Wedding Planner Contract FAQs

Wedding planner rates

Wedding planners can offer a whole range of different services that will affect their rates. However, a full-time planner can cost anywhere from $3000 to over $10,000. This can depend on the type of wedding planning business it is, what state and country you’re in, as well as the personal reputation and demand of the wedding planner.

Wedding planner costs 2022 graph

Canceling a wedding planner

Sometimes the unexpected can happen or the wedding planner overbooks themselves, which means that either party has to cancel. As of 2021, more wedding planners are finding themselves fully or overbooked for their services.

It’s important to outline any refunds involved should this happen or if another replacement planner is needed.

How to write my own wedding planner contract?

The easiest way to write your own contract is to start with a free wedding planner contract template from Bonsai.

By following this guide, you’ll know what should be included in a professional wedding planner contract and be able to edit the template as you see fit.

Frequently Asked Questions

Questions about this template.

What are the responsibilities of a wedding planner?

Wedding planners ensures that everything goes smoothly from preparations up to the day of your wedding. They coordinate with vendors and handle the contracts, and everything that you need on your big day.

Are there free wedding planning contract templates?

Use Bonsai's free wedding planner contract template. It is regularly curated by lawyers and has all the legal jargons your contract needs.

Does Google Docs have free contract templates?

Yes, Google Docs does have free templates. However, if you want professional looking ones that are legally reviewed by attorneys, try Bonsai.

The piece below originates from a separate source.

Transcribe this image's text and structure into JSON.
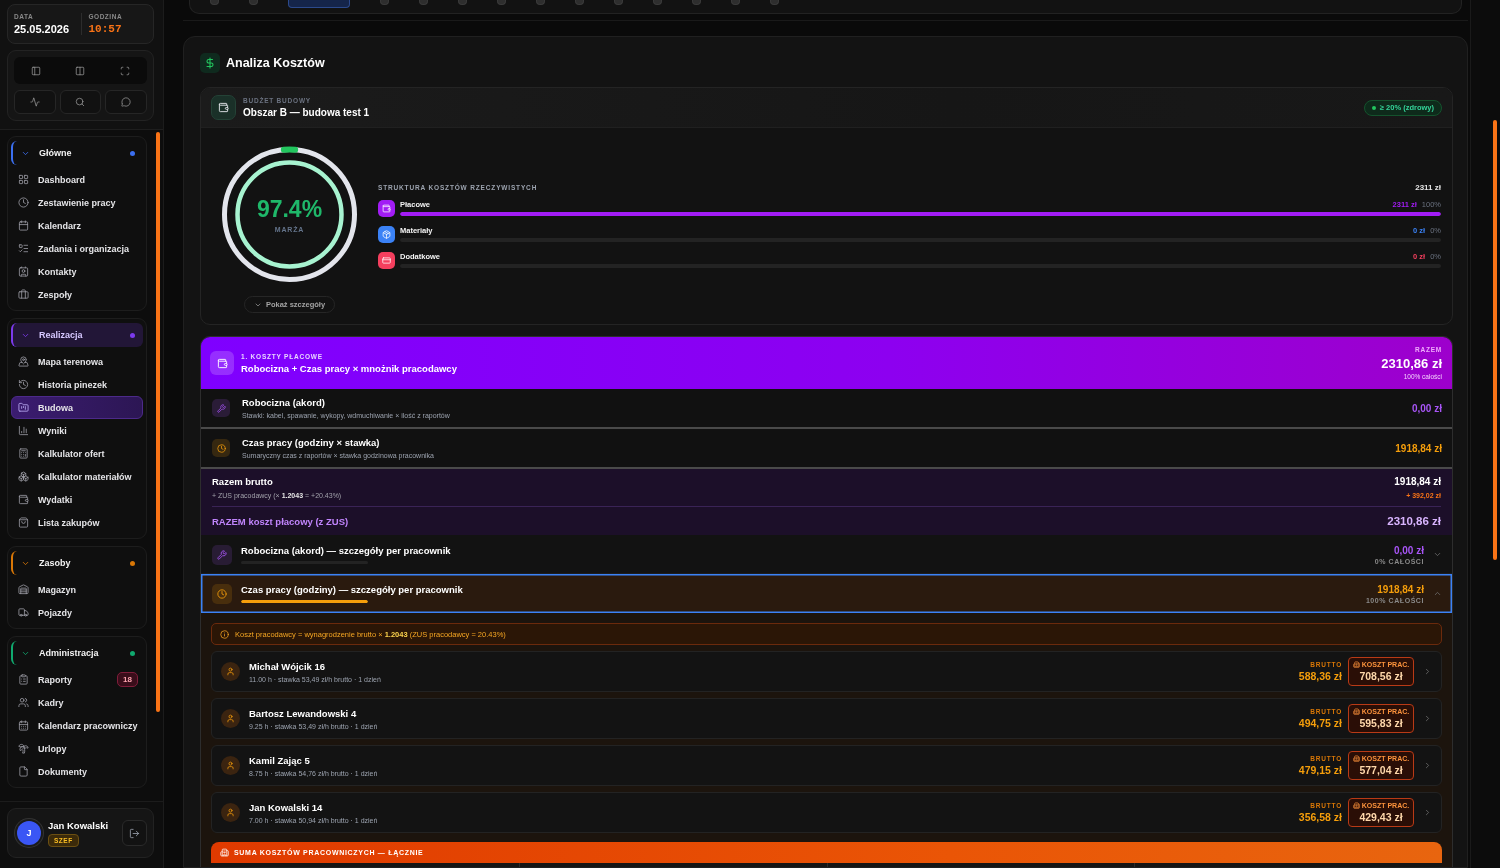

Bonsai allows you easily edit and set up a contract template to kickstart a client relationship.